## PROBLEM TO WORK ON
Go through the data that follows and restate each line exactly as it reads.

## SUPPLIED RECORDS
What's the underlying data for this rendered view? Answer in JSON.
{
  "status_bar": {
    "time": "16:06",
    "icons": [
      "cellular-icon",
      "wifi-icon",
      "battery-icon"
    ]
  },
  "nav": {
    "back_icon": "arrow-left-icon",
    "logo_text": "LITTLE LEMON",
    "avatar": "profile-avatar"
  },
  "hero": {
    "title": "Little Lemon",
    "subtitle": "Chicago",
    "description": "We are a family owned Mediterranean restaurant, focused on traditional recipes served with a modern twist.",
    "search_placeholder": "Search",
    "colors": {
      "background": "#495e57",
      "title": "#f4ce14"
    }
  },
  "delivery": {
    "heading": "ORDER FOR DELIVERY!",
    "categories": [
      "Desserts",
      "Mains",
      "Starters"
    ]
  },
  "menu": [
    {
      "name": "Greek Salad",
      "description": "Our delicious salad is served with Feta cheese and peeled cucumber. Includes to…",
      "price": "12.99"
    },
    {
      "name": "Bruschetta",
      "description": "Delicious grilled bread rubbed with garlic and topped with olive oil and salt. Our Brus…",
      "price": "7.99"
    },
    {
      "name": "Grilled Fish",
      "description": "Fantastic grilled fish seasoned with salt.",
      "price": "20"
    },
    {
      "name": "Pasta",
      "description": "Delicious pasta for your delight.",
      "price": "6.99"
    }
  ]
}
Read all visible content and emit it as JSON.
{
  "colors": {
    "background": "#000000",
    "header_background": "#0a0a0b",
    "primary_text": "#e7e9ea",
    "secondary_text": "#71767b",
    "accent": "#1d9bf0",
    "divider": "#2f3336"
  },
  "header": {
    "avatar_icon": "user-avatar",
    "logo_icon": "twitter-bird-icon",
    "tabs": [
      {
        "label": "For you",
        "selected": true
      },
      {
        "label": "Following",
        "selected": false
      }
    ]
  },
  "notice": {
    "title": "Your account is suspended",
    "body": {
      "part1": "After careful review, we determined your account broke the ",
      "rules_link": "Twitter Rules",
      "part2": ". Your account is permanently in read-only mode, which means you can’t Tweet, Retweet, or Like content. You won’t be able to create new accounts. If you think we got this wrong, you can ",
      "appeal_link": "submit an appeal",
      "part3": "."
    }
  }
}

## ANSWER BELOW
What's the underlying data for this rendered view? Answer in JSON.
{
  "status_bar": {
    "time": "16:06",
    "icons": [
      "cellular-icon",
      "wifi-icon",
      "battery-icon"
    ]
  },
  "nav": {
    "back_icon": "arrow-left-icon",
    "logo_text": "LITTLE LEMON",
    "avatar": "profile-avatar"
  },
  "hero": {
    "title": "Little Lemon",
    "subtitle": "Chicago",
    "description": "We are a family owned Mediterranean restaurant, focused on traditional recipes served with a modern twist.",
    "search_placeholder": "Search",
    "colors": {
      "background": "#495e57",
      "title": "#f4ce14"
    }
  },
  "delivery": {
    "heading": "ORDER FOR DELIVERY!",
    "categories": [
      "Desserts",
      "Mains",
      "Starters"
    ]
  },
  "menu": [
    {
      "name": "Greek Salad",
      "description": "Our delicious salad is served with Feta cheese and peeled cucumber. Includes to…",
      "price": "12.99"
    },
    {
      "name": "Bruschetta",
      "description": "Delicious grilled bread rubbed with garlic and topped with olive oil and salt. Our Brus…",
      "price": "7.99"
    },
    {
      "name": "Grilled Fish",
      "description": "Fantastic grilled fish seasoned with salt.",
      "price": "20"
    },
    {
      "name": "Pasta",
      "description": "Delicious pasta for your delight.",
      "price": "6.99"
    }
  ]
}
Read all visible content and emit it as JSON.
{
  "colors": {
    "background": "#000000",
    "header_background": "#0a0a0b",
    "primary_text": "#e7e9ea",
    "secondary_text": "#71767b",
    "accent": "#1d9bf0",
    "divider": "#2f3336"
  },
  "header": {
    "avatar_icon": "user-avatar",
    "logo_icon": "twitter-bird-icon",
    "tabs": [
      {
        "label": "For you",
        "selected": true
      },
      {
        "label": "Following",
        "selected": false
      }
    ]
  },
  "notice": {
    "title": "Your account is suspended",
    "body": {
      "part1": "After careful review, we determined your account broke the ",
      "rules_link": "Twitter Rules",
      "part2": ". Your account is permanently in read-only mode, which means you can’t Tweet, Retweet, or Like content. You won’t be able to create new accounts. If you think we got this wrong, you can ",
      "appeal_link": "submit an appeal",
      "part3": "."
    }
  }
}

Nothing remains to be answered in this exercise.